Spending time with friends. Seeing people you care about shouldn’t be about wowing them with a four-course meal with fillet steaks and a bottle of Bollinger. (As if. Come to mine and it’s invariably a chicken curry, though there may be a nice piece of cheese from Indie Fude.) But seriously, going all out when you have people round only piles on the pressure and makes them resistant to hosting in return. If you’re a busy person and perhaps a working parent, just keep your expectations low and enjoy being with your guests.

Birthday gifts. Well, these can be an arse-ache when the kids are at primary school and you have half the class coming to the party. A mum in our daughter’s class suggested giving a fiver in a hand card card. How we embraced it!  It saves the aggravation of trailing round Smyths  and your stay mercifully clear of wrapping paper and plastic shite your child never wanted in the first place.

Check out Freecycle on line before you buy. There is a brilliant Freecycle scene here in Northern Ireland; and it’s where I got most of my hall furniture and a child’s bed.

Changing how I shop.  ‘Swap don’t shop’ and ‘rewearing is caring’ have become my favourite mantras. It’s important to dispel the notion that people, (usually girls,) feel that they have to have a different outfit for every evening out, and this has been exacerbated by Instagram. As a result, many young people subscribe to the notion that if it’s been worn once, then it’s finished with. What a nonsense! The earth can’t keep up with this idea, and so it’s time we consider other options. I love a good clothes swap, and recently attended one at the Lyric Theatre, hosted by  ‘The Homeless Period.’  It’s also an opportunity to do a clear out, and who doesn’t need that? ‘The Wardrobe’ on the Newtownards Road also hosts these, and it, along with Déjà Vu on the Lisburn Road, are excellent options for good quality second hand clothes. They are also on the look out for decent outfits which are still in good condition, so it’s worth approaching them with that outfit you bought for a wedding and know you’ll never wear again.
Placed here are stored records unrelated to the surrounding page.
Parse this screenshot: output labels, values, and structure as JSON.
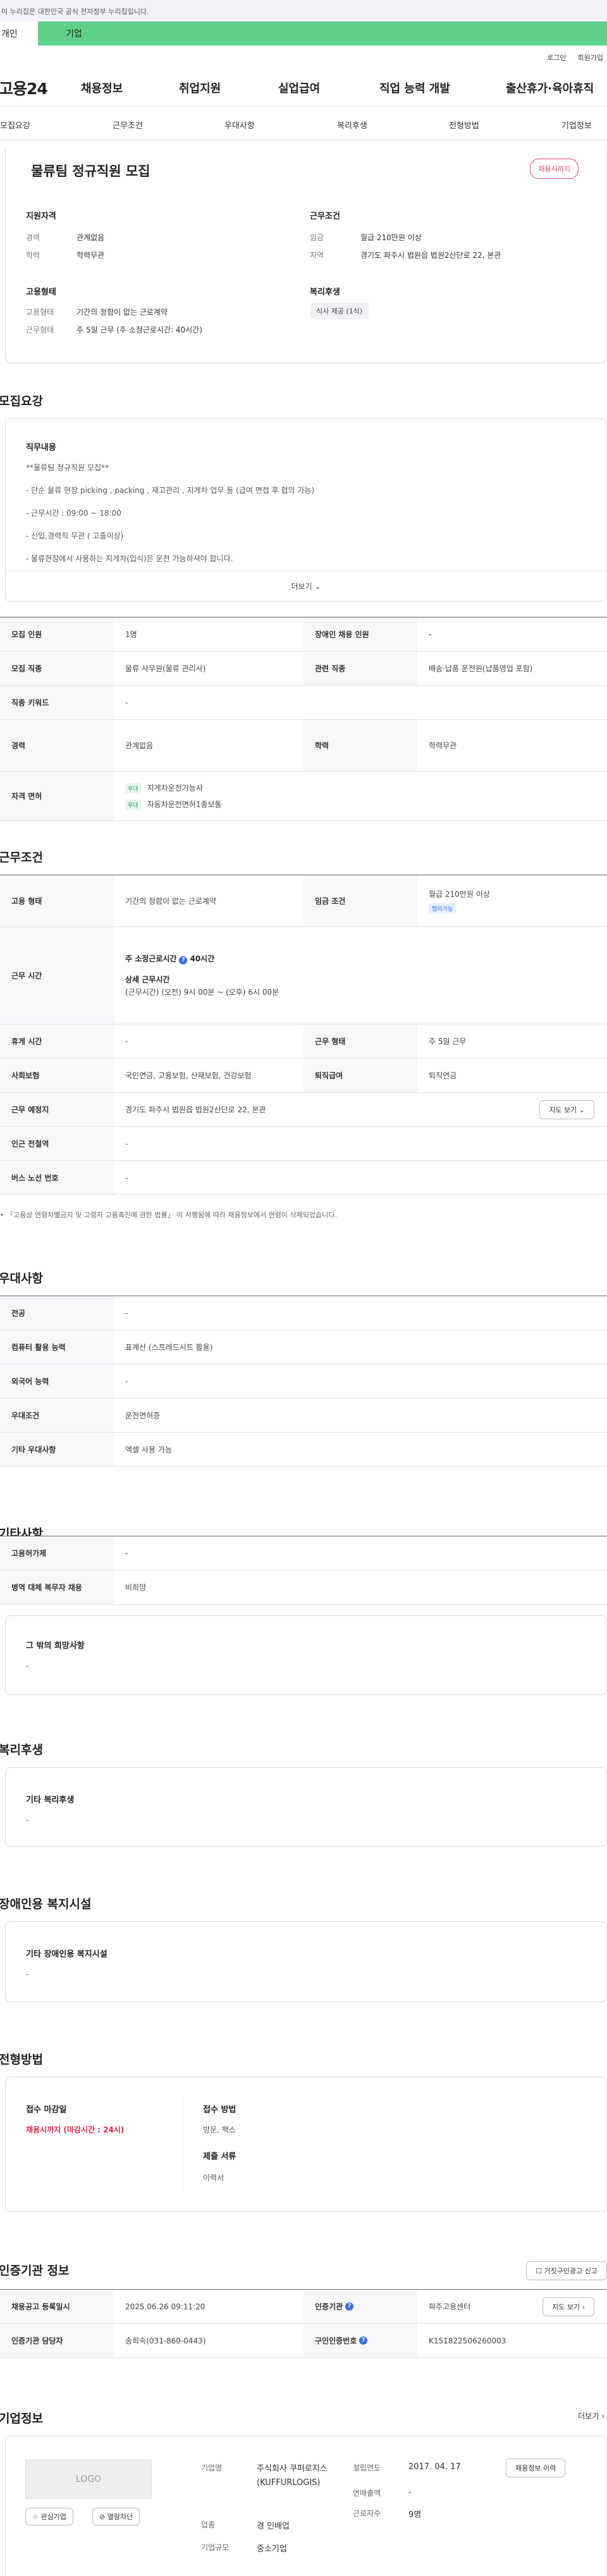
{
  "gov_banner": "이 누리집은 대한민국 공식 전자정부 누리집입니다.",
  "tabs": {
    "personal": "개인",
    "company": "기업"
  },
  "header_links": {
    "login": "로그인",
    "signup": "회원가입"
  },
  "gnb": {
    "logo": "고용24",
    "menu": [
      "채용정보",
      "취업지원",
      "실업급여",
      "직업 능력 개발",
      "출산휴가·육아휴직"
    ]
  },
  "anchor_tabs": [
    "모집요강",
    "근무조건",
    "우대사항",
    "복리후생",
    "전형방법",
    "기업정보"
  ],
  "summary": {
    "title": "물류팀 정규직원 모집",
    "status_badge": "채용시까지",
    "qualification": {
      "heading": "지원자격",
      "career_label": "경력",
      "career_value": "관계없음",
      "edu_label": "학력",
      "edu_value": "학력무관"
    },
    "conditions": {
      "heading": "근무조건",
      "wage_label": "임금",
      "wage_value": "월급 210만원 이상",
      "region_label": "지역",
      "region_value": "경기도 파주시 법원읍 법원2산단로 22, 본관"
    },
    "employment": {
      "heading": "고용형태",
      "type_label": "고용형태",
      "type_value": "기간의 정함이 없는 근로계약",
      "form_label": "근무형태",
      "form_value": "주 5일 근무 (주 소정근로시간: 40시간)"
    },
    "welfare": {
      "heading": "복리후생",
      "chip": "식사 제공 (1식)"
    }
  },
  "recruit": {
    "heading": "모집요강",
    "duty_title": "직무내용",
    "duty_lines": [
      "**물류팀 정규직원 모집**",
      "- 단순 물류 현장 picking , packing , 재고관리 , 지게차 업무 등 (급여 면접 후 협의 가능)",
      "- 근무시간 : 09:00 ~ 18:00",
      "- 신입,경력직 무관 ( 고졸이상)",
      "- 물류현장에서 사용하는 지게차(입식)은 운전 가능하셔야 합니다."
    ],
    "more": "더보기",
    "rows": [
      {
        "k1": "모집 인원",
        "v1": "1명",
        "k2": "장애인 채용 인원",
        "v2": "-"
      },
      {
        "k1": "모집 직종",
        "v1": "물류 사무원(물류 관리사)",
        "k2": "관련 직종",
        "v2": "배송·납품 운전원(납품영업 포함)"
      },
      {
        "k1": "직종 키워드",
        "v1": "-"
      },
      {
        "k1": "경력",
        "v1": "관계없음",
        "k2": "학력",
        "v2": "학력무관"
      }
    ],
    "license_label": "자격 면허",
    "licenses": [
      {
        "badge": "우대",
        "name": "지게차운전기능사"
      },
      {
        "badge": "우대",
        "name": "자동차운전면허1종보통"
      }
    ]
  },
  "work": {
    "heading": "근무조건",
    "employment_label": "고용 형태",
    "employment_value": "기간의 정함이 없는 근로계약",
    "wage_label": "임금 조건",
    "wage_value": "월급 210만원 이상",
    "wage_chip": "협의가능",
    "hours_label": "근무 시간",
    "hours_weekly": "주 소정근로시간",
    "hours_weekly_value": "40시간",
    "hours_detail_title": "상세 근무시간",
    "hours_detail": "(근무시간) (오전) 9시 00분 ~ (오후) 6시 00분",
    "rest_label": "휴게 시간",
    "rest_value": "-",
    "form_label": "근무 형태",
    "form_value": "주 5일 근무",
    "insurance_label": "사회보험",
    "insurance_value": "국민연금, 고용보험, 산재보험, 건강보험",
    "retire_label": "퇴직급여",
    "retire_value": "퇴직연금",
    "place_label": "근무 예정지",
    "place_value": "경기도 파주시 법원읍 법원2산단로 22, 본관",
    "map_btn": "지도 보기",
    "subway_label": "인근 전철역",
    "subway_value": "-",
    "bus_label": "버스 노선 번호",
    "bus_value": "-",
    "note": "「고용상 연령차별금지 및 고령자 고용촉진에 관한 법률」 이 시행됨에 따라 채용정보에서 연령이 삭제되었습니다."
  },
  "preference": {
    "heading": "우대사항",
    "rows": [
      {
        "k": "전공",
        "v": "-"
      },
      {
        "k": "컴퓨터 활용 능력",
        "v": "표계산 (스프레드시트 활용)"
      },
      {
        "k": "외국어 능력",
        "v": "-"
      },
      {
        "k": "우대조건",
        "v": "운전면허증"
      },
      {
        "k": "기타 우대사항",
        "v": "엑셀 사용 가능"
      }
    ]
  },
  "etc": {
    "heading": "기타사항",
    "rows": [
      {
        "k": "고용허가제",
        "v": "-"
      },
      {
        "k": "병역 대체 복무자 채용",
        "v": "비희망"
      }
    ],
    "wish_title": "그 밖의 희망사항",
    "wish_value": "-"
  },
  "benefits": {
    "heading": "복리후생",
    "title": "기타 복리후생",
    "value": "-"
  },
  "facilities": {
    "heading": "장애인용 복지시설",
    "title": "기타 장애인용 복지시설",
    "value": "-"
  },
  "selection": {
    "heading": "전형방법",
    "deadline_title": "접수 마감일",
    "deadline_value": "채용시까지 (마감시간 : 24시)",
    "method_title": "접수 방법",
    "method_value": "방문, 팩스",
    "docs_title": "제출 서류",
    "docs_value": "이력서"
  },
  "cert": {
    "heading": "인증기관 정보",
    "report_btn": "거짓구인광고 신고",
    "reg_label": "채용공고 등록일시",
    "reg_value": "2025.06.26 09:11:20",
    "agency_label": "인증기관",
    "agency_value": "파주고용센터",
    "map_btn": "지도 보기",
    "manager_label": "인증기관 담당자",
    "manager_value": "송희숙(031-860-0443)",
    "cert_no_label": "구인인증번호",
    "cert_no_value": "K151822506260003"
  },
  "company": {
    "heading": "기업정보",
    "more": "더보기",
    "logo": "LOGO",
    "interest_btn": "관심기업",
    "block_btn": "열람차단",
    "name_label": "기업명",
    "name_value": "주식회사 쿠퍼로지스(KUFFURLOGIS)",
    "founded_label": "설립연도",
    "founded_value": "2017. 04. 17",
    "history_btn": "채용정보 이력",
    "sales_label": "연매출액",
    "sales_value": "-",
    "industry_label": "업종",
    "industry_value": "경 인배업",
    "workers_label": "근로자수",
    "workers_value": "9명",
    "size_label": "기업규모",
    "size_value": "중소기업"
  }
}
Recently I’ve become  obsessed with selling clothes via the Vinted app. It’s easy to use and I post the items off in recycled packaging, which gives me no end of pleasure since our house is full of it. My best (and only purchase from Vinted so far) was a warm winter coat from Next which I bought for £10. The buyer pays for the postage and I find this an easier way to sell than e-bay.

Insurance. Another quick way to keep a few extra pounds in your pocket is to challenge your home or car insurers when they send you the renewal letter. I never pay automatically; I pick up the phone, tell them I’m one of their loyalest customers and ask if they’ll do me a better deal. I usually save about £40 immediately, which I feel smug about for approximately five minutes until I remember that I need to get petrol. Back to that car pool idea then…

Seriously though; this is a dire situation for many and I appreciate that the struggle is going to be real. We will definitely be staying in more, especially if we want to afford a holiday. With that in mind, there are some lovely ideas in today’s Guardian about making your home a calmer place where you feel happy and relaxed. I know those adjectives may seem at odds with our current world climate, but as I said in last week’s post, we have to grab the good vibes where we can, and as programmes like The Home Edit can show us, some bright colours and a bit of organisation may just give us a tiny bit of the peace we crave.